## DATA UNDER STUDY
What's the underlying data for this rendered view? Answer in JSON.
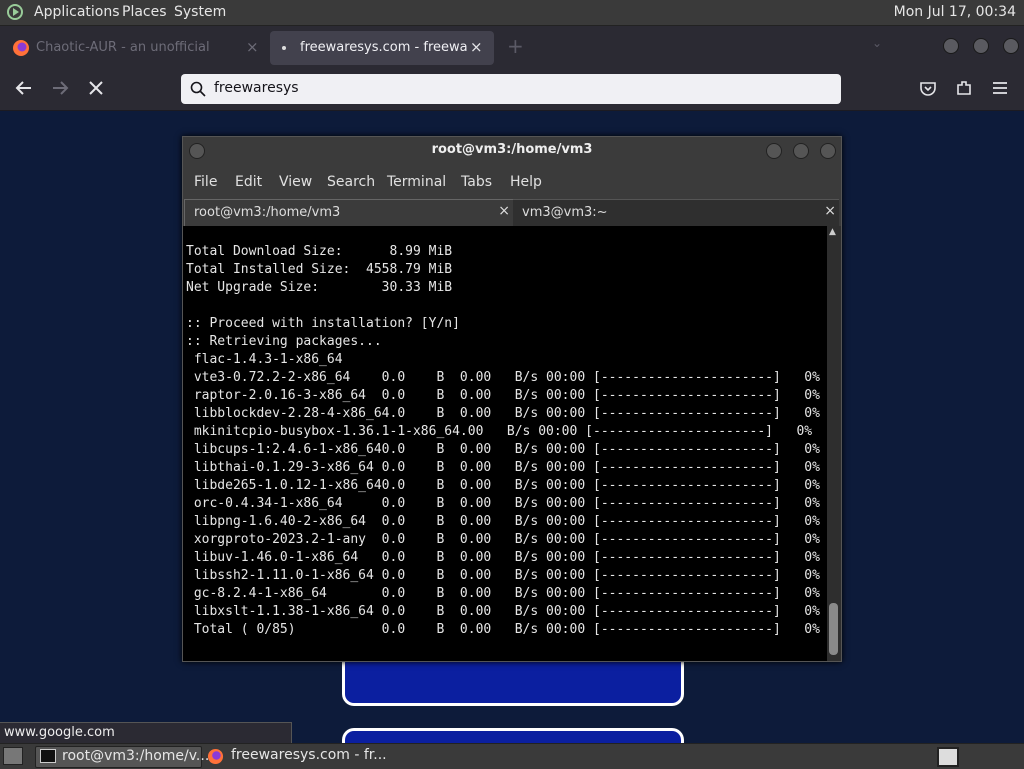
{
  "top_panel": {
    "menus": [
      "Applications",
      "Places",
      "System"
    ],
    "clock": "Mon Jul 17, 00:34"
  },
  "browser": {
    "tabs": [
      {
        "title": "Chaotic-AUR - an unofficial",
        "close": "×"
      },
      {
        "title": "freewaresys.com - freeware",
        "close": "×"
      }
    ],
    "new_tab": "+",
    "url": "freewaresys",
    "status_url": "www.google.com"
  },
  "terminal": {
    "title": "root@vm3:/home/vm3",
    "menus": [
      "File",
      "Edit",
      "View",
      "Search",
      "Terminal",
      "Tabs",
      "Help"
    ],
    "tabs": [
      {
        "label": "root@vm3:/home/vm3",
        "close": "×"
      },
      {
        "label": "vm3@vm3:~",
        "close": "×"
      }
    ],
    "lines": [
      "Total Download Size:      8.99 MiB",
      "Total Installed Size:  4558.79 MiB",
      "Net Upgrade Size:        30.33 MiB",
      "",
      ":: Proceed with installation? [Y/n]",
      ":: Retrieving packages...",
      " flac-1.4.3-1-x86_64",
      " vte3-0.72.2-2-x86_64    0.0    B  0.00   B/s 00:00 [----------------------]   0%",
      " raptor-2.0.16-3-x86_64  0.0    B  0.00   B/s 00:00 [----------------------]   0%",
      " libblockdev-2.28-4-x86_64.0    B  0.00   B/s 00:00 [----------------------]   0%",
      " mkinitcpio-busybox-1.36.1-1-x86_64.00   B/s 00:00 [----------------------]   0%",
      " libcups-1:2.4.6-1-x86_640.0    B  0.00   B/s 00:00 [----------------------]   0%",
      " libthai-0.1.29-3-x86_64 0.0    B  0.00   B/s 00:00 [----------------------]   0%",
      " libde265-1.0.12-1-x86_640.0    B  0.00   B/s 00:00 [----------------------]   0%",
      " orc-0.4.34-1-x86_64     0.0    B  0.00   B/s 00:00 [----------------------]   0%",
      " libpng-1.6.40-2-x86_64  0.0    B  0.00   B/s 00:00 [----------------------]   0%",
      " xorgproto-2023.2-1-any  0.0    B  0.00   B/s 00:00 [----------------------]   0%",
      " libuv-1.46.0-1-x86_64   0.0    B  0.00   B/s 00:00 [----------------------]   0%",
      " libssh2-1.11.0-1-x86_64 0.0    B  0.00   B/s 00:00 [----------------------]   0%",
      " gc-8.2.4-1-x86_64       0.0    B  0.00   B/s 00:00 [----------------------]   0%",
      " libxslt-1.1.38-1-x86_64 0.0    B  0.00   B/s 00:00 [----------------------]   0%",
      " Total ( 0/85)           0.0    B  0.00   B/s 00:00 [----------------------]   0%"
    ]
  },
  "taskbar": {
    "items": [
      "root@vm3:/home/v...",
      "freewaresys.com - fr..."
    ]
  }
}
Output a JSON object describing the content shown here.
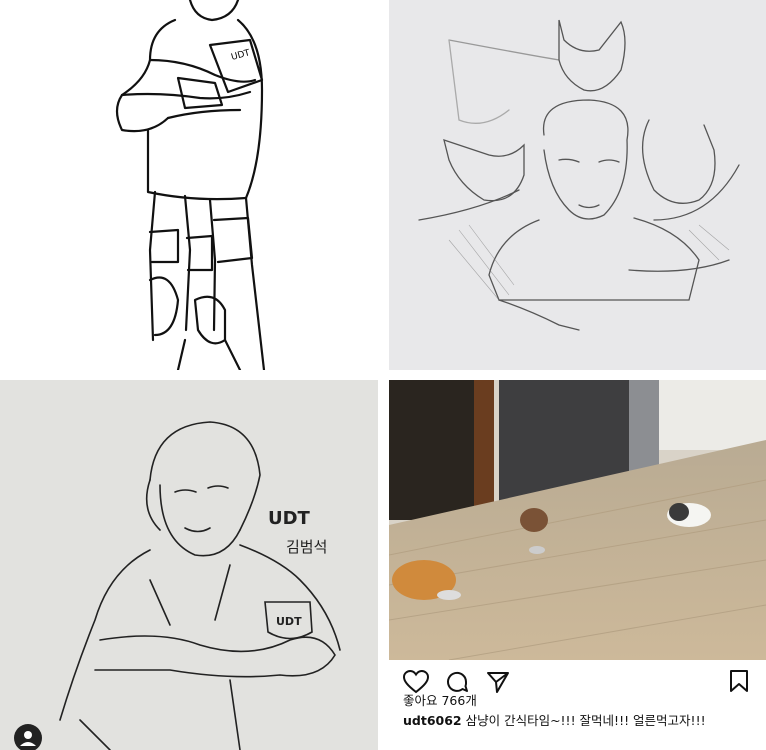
{
  "drawing_labels": {
    "unit": "UDT",
    "name": "김범석",
    "patch_top": "UDT",
    "patch_bottom": "UDT"
  },
  "post": {
    "likes": "좋아요 766개",
    "username": "udt6062",
    "caption": " 삼냥이 간식타임~!!! 잘먹네!!! 얼른먹고자!!!"
  },
  "icons": [
    "heart-icon",
    "comment-icon",
    "share-icon",
    "bookmark-icon",
    "profile-icon"
  ]
}
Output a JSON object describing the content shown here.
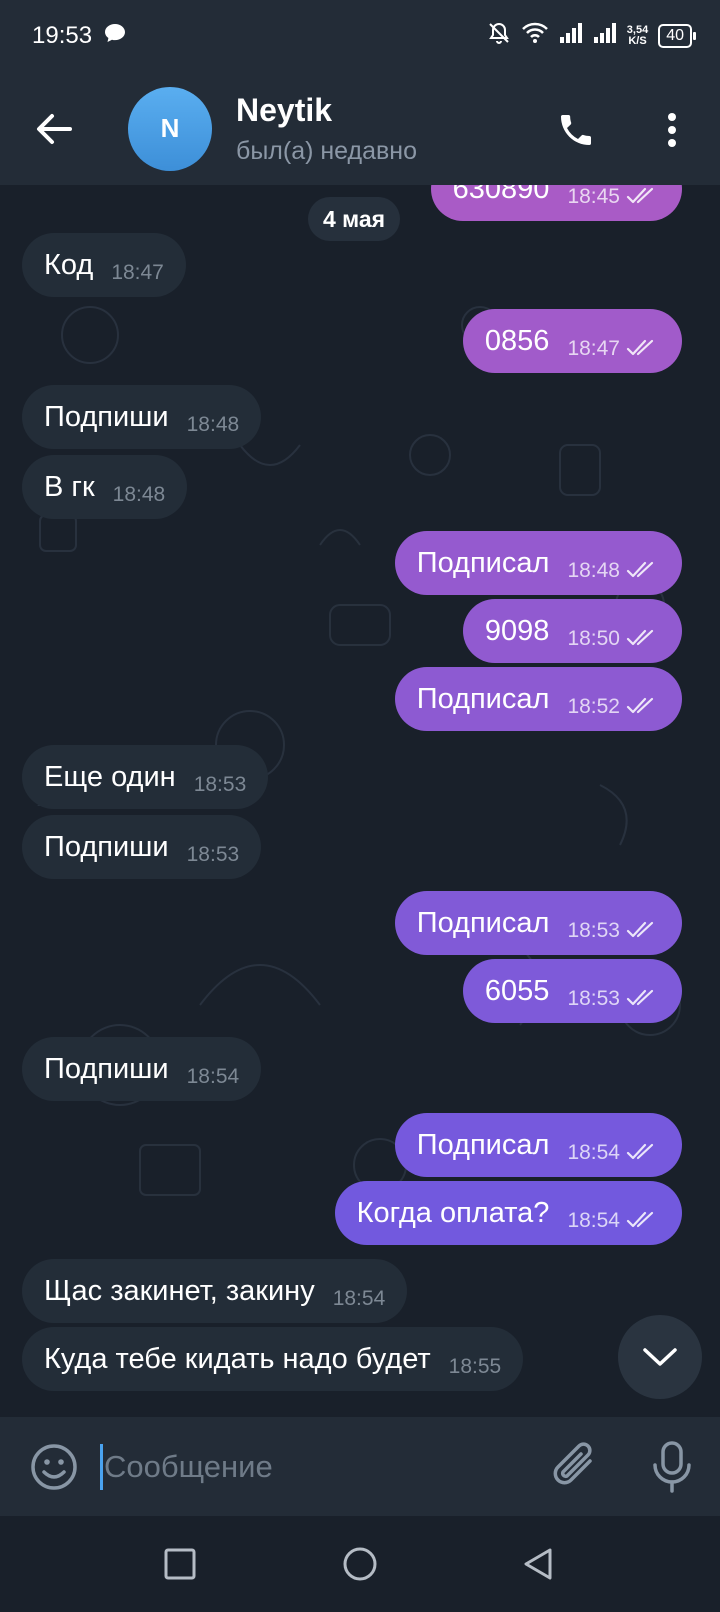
{
  "status_bar": {
    "time": "19:53",
    "net_speed_value": "3,54",
    "net_speed_unit": "K/S",
    "battery": "40"
  },
  "header": {
    "avatar_letter": "N",
    "contact_name": "Neytik",
    "contact_status": "был(а) недавно"
  },
  "chat": {
    "date_chip": "4 мая",
    "messages": [
      {
        "dir": "out",
        "text": "630890",
        "time": "18:45"
      },
      {
        "dir": "in",
        "text": "Код",
        "time": "18:47"
      },
      {
        "dir": "out",
        "text": "0856",
        "time": "18:47"
      },
      {
        "dir": "in",
        "text": "Подпиши",
        "time": "18:48"
      },
      {
        "dir": "in",
        "text": "В гк",
        "time": "18:48"
      },
      {
        "dir": "out",
        "text": "Подписал",
        "time": "18:48"
      },
      {
        "dir": "out",
        "text": "9098",
        "time": "18:50"
      },
      {
        "dir": "out",
        "text": "Подписал",
        "time": "18:52"
      },
      {
        "dir": "in",
        "text": "Еще один",
        "time": "18:53"
      },
      {
        "dir": "in",
        "text": "Подпиши",
        "time": "18:53"
      },
      {
        "dir": "out",
        "text": "Подписал",
        "time": "18:53"
      },
      {
        "dir": "out",
        "text": "6055",
        "time": "18:53"
      },
      {
        "dir": "in",
        "text": "Подпиши",
        "time": "18:54"
      },
      {
        "dir": "out",
        "text": "Подписал",
        "time": "18:54"
      },
      {
        "dir": "out",
        "text": "Когда оплата?",
        "time": "18:54"
      },
      {
        "dir": "in",
        "text": "Щас закинет, закину",
        "time": "18:54"
      },
      {
        "dir": "in",
        "text": "Куда тебе кидать надо будет",
        "time": "18:55"
      }
    ]
  },
  "input": {
    "placeholder": "Сообщение"
  },
  "icons": {
    "back": "arrow-left-icon",
    "call": "phone-icon",
    "menu": "more-vertical-icon",
    "emoji": "smile-icon",
    "attach": "paperclip-icon",
    "mic": "microphone-icon",
    "scroll": "chevron-down-icon",
    "nav_recent": "square-icon",
    "nav_home": "circle-icon",
    "nav_back": "triangle-back-icon"
  },
  "colors": {
    "header_bg": "#232c37",
    "chat_bg": "#19202a",
    "incoming_bubble": "#232d38",
    "outgoing_top": "#a259c9",
    "outgoing_bottom": "#6a5be0",
    "accent": "#4aa3f0"
  }
}
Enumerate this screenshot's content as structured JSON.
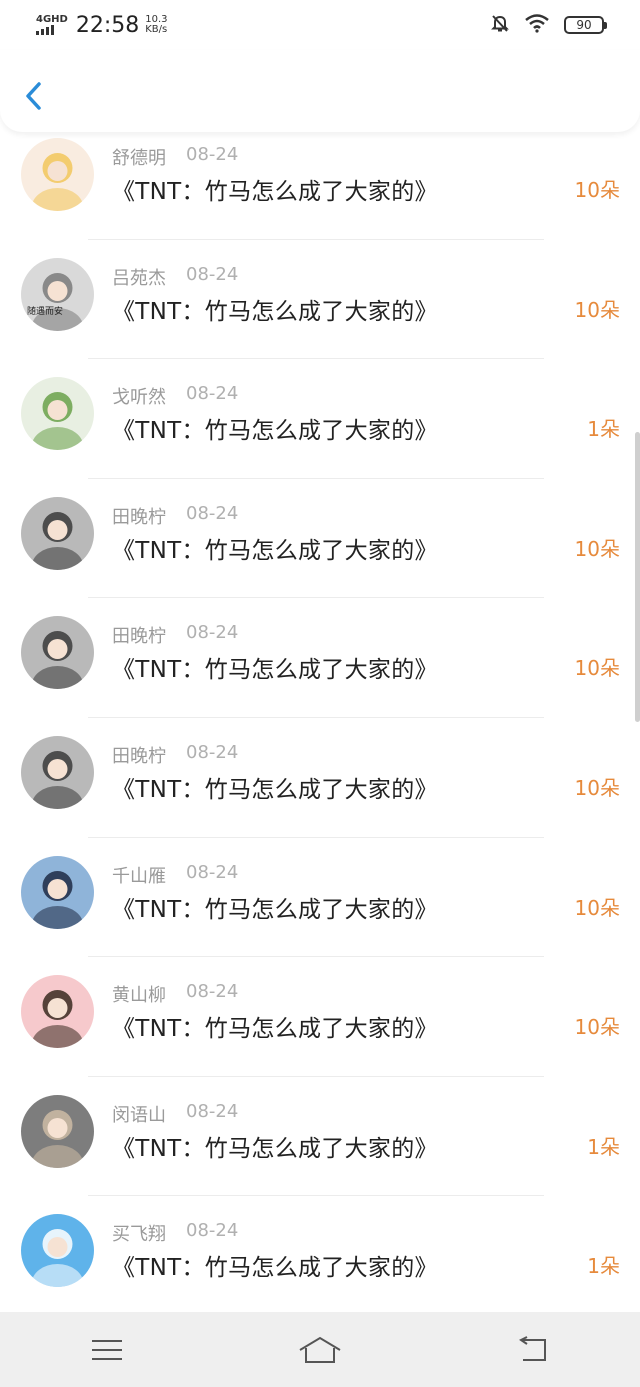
{
  "status_bar": {
    "network": "4GHD",
    "time": "22:58",
    "net_speed_value": "10.3",
    "net_speed_unit": "KB/s",
    "battery": "90",
    "icons": [
      "mute-bell-icon",
      "wifi-icon",
      "battery-icon"
    ]
  },
  "header": {
    "back_icon": "chevron-left-icon"
  },
  "colors": {
    "accent": "#2a8cd8",
    "amount": "#e68a3c",
    "meta": "#9a9a9a"
  },
  "rows": [
    {
      "name": "舒德明",
      "date": "08-24",
      "title": "《TNT：竹马怎么成了大家的》",
      "amount": "10朵",
      "avatar_color": "#f2c75a",
      "avatar_bg": "#f9ece0"
    },
    {
      "name": "吕苑杰",
      "date": "08-24",
      "title": "《TNT：竹马怎么成了大家的》",
      "amount": "10朵",
      "avatar_color": "#7a7a7a",
      "avatar_bg": "#d9d9d9",
      "avatar_text": "随遇而安"
    },
    {
      "name": "戈听然",
      "date": "08-24",
      "title": "《TNT：竹马怎么成了大家的》",
      "amount": "1朵",
      "avatar_color": "#6aa14a",
      "avatar_bg": "#e8efe2"
    },
    {
      "name": "田晚柠",
      "date": "08-24",
      "title": "《TNT：竹马怎么成了大家的》",
      "amount": "10朵",
      "avatar_color": "#3a3a3a",
      "avatar_bg": "#b9b9b9"
    },
    {
      "name": "田晚柠",
      "date": "08-24",
      "title": "《TNT：竹马怎么成了大家的》",
      "amount": "10朵",
      "avatar_color": "#3a3a3a",
      "avatar_bg": "#b9b9b9"
    },
    {
      "name": "田晚柠",
      "date": "08-24",
      "title": "《TNT：竹马怎么成了大家的》",
      "amount": "10朵",
      "avatar_color": "#3a3a3a",
      "avatar_bg": "#b9b9b9"
    },
    {
      "name": "千山雁",
      "date": "08-24",
      "title": "《TNT：竹马怎么成了大家的》",
      "amount": "10朵",
      "avatar_color": "#1f2a44",
      "avatar_bg": "#8fb4d9"
    },
    {
      "name": "黄山柳",
      "date": "08-24",
      "title": "《TNT：竹马怎么成了大家的》",
      "amount": "10朵",
      "avatar_color": "#3a2a20",
      "avatar_bg": "#f6c9cc"
    },
    {
      "name": "闵语山",
      "date": "08-24",
      "title": "《TNT：竹马怎么成了大家的》",
      "amount": "1朵",
      "avatar_color": "#cdbba4",
      "avatar_bg": "#7d7d7d"
    },
    {
      "name": "买飞翔",
      "date": "08-24",
      "title": "《TNT：竹马怎么成了大家的》",
      "amount": "1朵",
      "avatar_color": "#ffffff",
      "avatar_bg": "#5fb3ea"
    }
  ],
  "navbar": {
    "icons": [
      "menu-icon",
      "home-icon",
      "back-icon"
    ]
  }
}
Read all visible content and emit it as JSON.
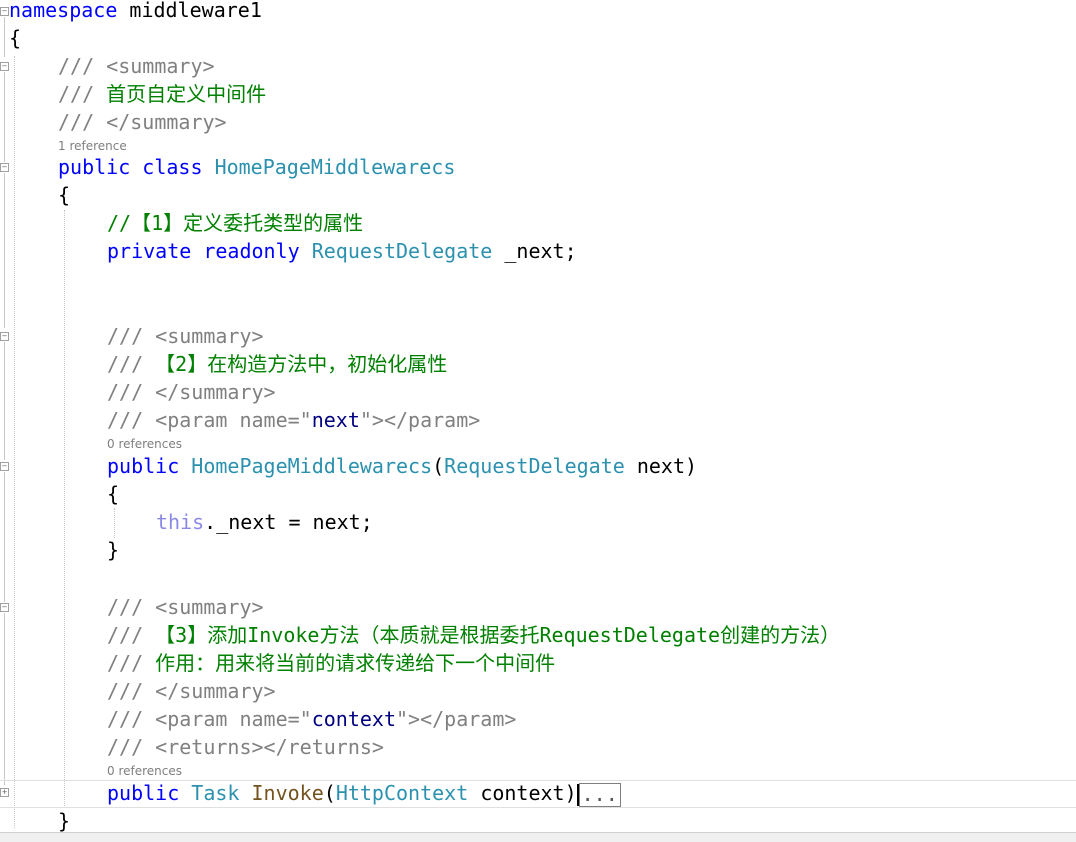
{
  "code": {
    "namespace_kw": "namespace",
    "namespace_name": "middleware1",
    "brace_open": "{",
    "brace_close": "}",
    "class_summary_open": "/// <summary>",
    "class_summary_text_prefix": "/// ",
    "class_summary_text": "首页自定义中间件",
    "class_summary_close": "/// </summary>",
    "class_refs": "1 reference",
    "kw_public": "public",
    "kw_class": "class",
    "class_name": "HomePageMiddlewarecs",
    "field_comment": "//【1】定义委托类型的属性",
    "kw_private": "private",
    "kw_readonly": "readonly",
    "type_request_delegate": "RequestDelegate",
    "field_name": "_next;",
    "ctor_summary_open": "/// <summary>",
    "ctor_summary_prefix": "/// ",
    "ctor_summary_text": "【2】在构造方法中，初始化属性",
    "ctor_summary_close": "/// </summary>",
    "ctor_param_open": "/// <param name=\"",
    "ctor_param_name": "next",
    "ctor_param_close": "\"></param>",
    "ctor_refs": "0 references",
    "ctor_open_paren": "(",
    "ctor_param_var": "next)",
    "kw_this": "this",
    "assign_stmt": "._next = next;",
    "inv_summary_open": "/// <summary>",
    "inv_summary_prefix": "/// ",
    "inv_summary_text1": "【3】添加Invoke方法（本质就是根据委托RequestDelegate创建的方法）",
    "inv_summary_text2": "作用：用来将当前的请求传递给下一个中间件",
    "inv_summary_close": "/// </summary>",
    "inv_param_open": "/// <param name=\"",
    "inv_param_name": "context",
    "inv_param_close": "\"></param>",
    "inv_returns": "/// <returns></returns>",
    "inv_refs": "0 references",
    "type_task": "Task",
    "method_invoke": "Invoke",
    "type_httpcontext": "HttpContext",
    "invoke_param": "context)",
    "collapsed_marker": "..."
  },
  "fold_glyphs": {
    "expanded": "−",
    "collapsed": "+"
  }
}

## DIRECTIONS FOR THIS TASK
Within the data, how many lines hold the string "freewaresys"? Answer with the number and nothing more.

## YOUR RESPONSE
3